Attention community theatre publicists.
Do you have template that you use for your Press Release?? Something along the lines of who, what, where, when, why and how?
Those are GREAT and I mean GREAT guidelines but here is the trick. You are not writing a shopping list! Don’t just rattle off all the details without considering a narrative. You can summarise all the vital stats for your production in what is known as ‘the ends’ read more about that at well, the end.
I appreciate that you probably work or study full time and you are cutting corners to save time wherever you possibly can. But a descriptive storyline will be more likely to be picked up by the local rags and maybe even a TV program.
Would you like to hear about the time I landed a cast on TV from a well thought out Press Release?
- Be a little bit nosy
As publicist for Miranda Musical Society’s production of The Sound of Music circa long ago I made it MY business to know my cast’s business. I had a short survey that I got everyone to fill in – back in the day it was on paper! Now gathering information is even easier. Simply set up a surveymonkey questionnaire and post it on whichever social interwebs method you are using to communicate with your cast. Some question ideas (survey monkey allows you to ask 10 for free);

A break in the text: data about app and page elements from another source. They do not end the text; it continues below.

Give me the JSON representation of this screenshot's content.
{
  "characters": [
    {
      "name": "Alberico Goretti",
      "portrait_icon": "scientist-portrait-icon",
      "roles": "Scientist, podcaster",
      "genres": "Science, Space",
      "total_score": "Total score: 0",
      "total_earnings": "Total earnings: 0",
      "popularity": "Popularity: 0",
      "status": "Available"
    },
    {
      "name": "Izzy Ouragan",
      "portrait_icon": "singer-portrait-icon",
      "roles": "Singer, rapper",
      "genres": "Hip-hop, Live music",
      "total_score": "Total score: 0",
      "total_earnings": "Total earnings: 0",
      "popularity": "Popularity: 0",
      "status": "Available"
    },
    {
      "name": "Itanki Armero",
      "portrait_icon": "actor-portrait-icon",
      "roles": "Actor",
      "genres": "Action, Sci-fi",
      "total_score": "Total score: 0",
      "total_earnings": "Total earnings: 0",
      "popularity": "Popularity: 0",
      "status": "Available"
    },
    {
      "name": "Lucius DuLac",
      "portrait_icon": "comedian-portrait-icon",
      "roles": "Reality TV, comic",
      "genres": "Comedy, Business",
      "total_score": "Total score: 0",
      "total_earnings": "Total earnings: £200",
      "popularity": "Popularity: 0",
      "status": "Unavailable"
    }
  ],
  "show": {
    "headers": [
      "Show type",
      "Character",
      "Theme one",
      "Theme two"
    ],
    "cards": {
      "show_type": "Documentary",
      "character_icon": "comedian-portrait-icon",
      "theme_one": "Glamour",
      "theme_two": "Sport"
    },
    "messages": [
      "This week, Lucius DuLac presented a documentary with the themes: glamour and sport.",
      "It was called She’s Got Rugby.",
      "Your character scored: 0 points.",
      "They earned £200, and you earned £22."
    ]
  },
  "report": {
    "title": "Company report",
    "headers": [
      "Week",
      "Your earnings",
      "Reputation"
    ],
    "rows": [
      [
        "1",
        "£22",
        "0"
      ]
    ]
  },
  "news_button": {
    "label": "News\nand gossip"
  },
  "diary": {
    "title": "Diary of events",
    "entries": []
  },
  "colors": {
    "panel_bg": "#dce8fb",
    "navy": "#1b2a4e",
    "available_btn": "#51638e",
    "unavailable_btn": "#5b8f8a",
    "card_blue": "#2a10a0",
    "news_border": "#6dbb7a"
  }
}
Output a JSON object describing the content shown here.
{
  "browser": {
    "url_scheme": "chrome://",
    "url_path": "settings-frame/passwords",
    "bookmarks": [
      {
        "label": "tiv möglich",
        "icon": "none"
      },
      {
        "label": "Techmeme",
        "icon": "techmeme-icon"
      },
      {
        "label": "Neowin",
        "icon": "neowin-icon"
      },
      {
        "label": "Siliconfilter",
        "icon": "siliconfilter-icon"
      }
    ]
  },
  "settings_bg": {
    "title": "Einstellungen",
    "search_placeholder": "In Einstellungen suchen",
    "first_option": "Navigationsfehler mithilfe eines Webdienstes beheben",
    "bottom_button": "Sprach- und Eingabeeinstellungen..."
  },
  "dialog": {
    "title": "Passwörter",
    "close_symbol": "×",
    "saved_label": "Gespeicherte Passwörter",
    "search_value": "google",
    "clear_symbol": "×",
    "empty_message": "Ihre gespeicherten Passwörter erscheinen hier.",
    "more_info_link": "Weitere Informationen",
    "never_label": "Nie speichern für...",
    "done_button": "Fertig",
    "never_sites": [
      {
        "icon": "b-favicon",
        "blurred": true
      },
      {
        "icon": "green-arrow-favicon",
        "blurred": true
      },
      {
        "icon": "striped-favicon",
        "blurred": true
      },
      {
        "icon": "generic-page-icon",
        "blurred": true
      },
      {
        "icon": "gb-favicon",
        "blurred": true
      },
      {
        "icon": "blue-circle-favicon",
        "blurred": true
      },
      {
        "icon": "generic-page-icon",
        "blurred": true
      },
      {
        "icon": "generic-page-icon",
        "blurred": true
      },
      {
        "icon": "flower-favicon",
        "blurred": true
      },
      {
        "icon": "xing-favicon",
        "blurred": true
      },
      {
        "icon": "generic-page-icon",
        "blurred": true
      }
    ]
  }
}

- What is your muggle job (aka day job)? They might be an astrophysicist
- What drew you to this role? Maybe their great grandma played the same role in 1950?
- Who is your hero?
- If you could play any role what would it be?
- What is your proudest achievement?
If a survey feels too formal – just get chatty on the socials and ask leading questions. You know theatre types, they love to talk about themselves.
PLEASE don’t write a press release without getting familiar with the show, at the very least, sit down with the director and talk about their concepts and visions. If possible, attend the info night and the first few rehearsals. If people meet you there they will get to ‘know, like and trust you’ and be more likely to share a juicy story with you.
- Be eye catching
You know the deal here, a picture tells a thousand words. Get your request to wardrobe (and of course the director) EARLY re what photos you are after. Submit great photos with your release ones that fit the vision of the whole team.
We live in a world of information overload and instant gratification …. come up with an attention grabbing headline and sub-headline and those harried journos will thank you for it. They want to know what’s the story? Why they should care? Why now? All tied up neatly in one or two catchy titles. I liked this article about how to write great headlines.
- Be quirky or intriguing
Now is the time to use the information you find from the cast and crew to get creative and spin some interesting stories. Do you know how many emails and press releases a journalist is trawling on any given day?? A catchy headline and or juicy story will grab their attention.
Do you have 5 teachers and a Principal in the cast? Do you have team mates from a local netball team or opposing teams going head to head in West Side Story?
In my case I noted that there were 7 people from the same family in our cast and crew (well there were 6 but I dragged the mum in for FOH). They were all involved in a production about a large family aka The Von Trapps….I saw the connection and off I went. They in fact were not the only family cluster in the cast (not uncommon in community theatre) but relevant in this instance and I ran with highlighting all the family feels in my story. Next thing, I get a call from Sunrise. A goat peed on me on national TV. And the rest is history.
- Be timely
What is trending at the moment? Check trending hashtags and cross reference to what you learned about your cast and crew. Grab a friend, brainstorm, find an angle and get creative. Know your production dates and think celebration days….is Mother’s Day coming up? Producing Little Women? Pitch for tickets for Mother’s Day gifts you’re getting the idea now.
My angle was that heard watching breakfast telly one day that David Koch the host of the show was obsessed with Sound of Music. They ran the story as it was an anniversary year for the film. Timely!
- Be boring
Did I catch you out? I don’t want you to be boring IN your press release but I do want you to do these boring things;
- Proof read (read backwards was the trick I was taught from a copywriter)
- Get someone else to read it – preferably a Grammar Nazi (teachers are great for this)
- 1 page absolute maximum – remember you now have the opportunity to use other links that will get more of your info out there
- Check those links in your ends – nothing worse than being interested in something someone is writing about, clicking to read more and getting a page not found error
- The ends
This is where it is OK to stick with the formula. Your final paragraph basically never changes, just gets a rinse and repeat with new show details. It gives the;
- Production & Company name
- Theatre Name and location
- Dates and times
- Ticket prices
- Box office phone number
- Website booking link
- Your name
- Your role
- Your contacts
This might seem like a lot of work to the time poor publicist but the effort of all of the above will also mean you now have a whole bunch of ready-made content for your social media marketing campaigns. Read more about that in a few weeks on my next blog. I talk about ways to repurpose your press release content on social media
Have you had a great success with a Press Release? Anyone else landed on TV or somewhere else cool? Share your success stories and let me know if you used any of these techniques.
Have a Fantastix day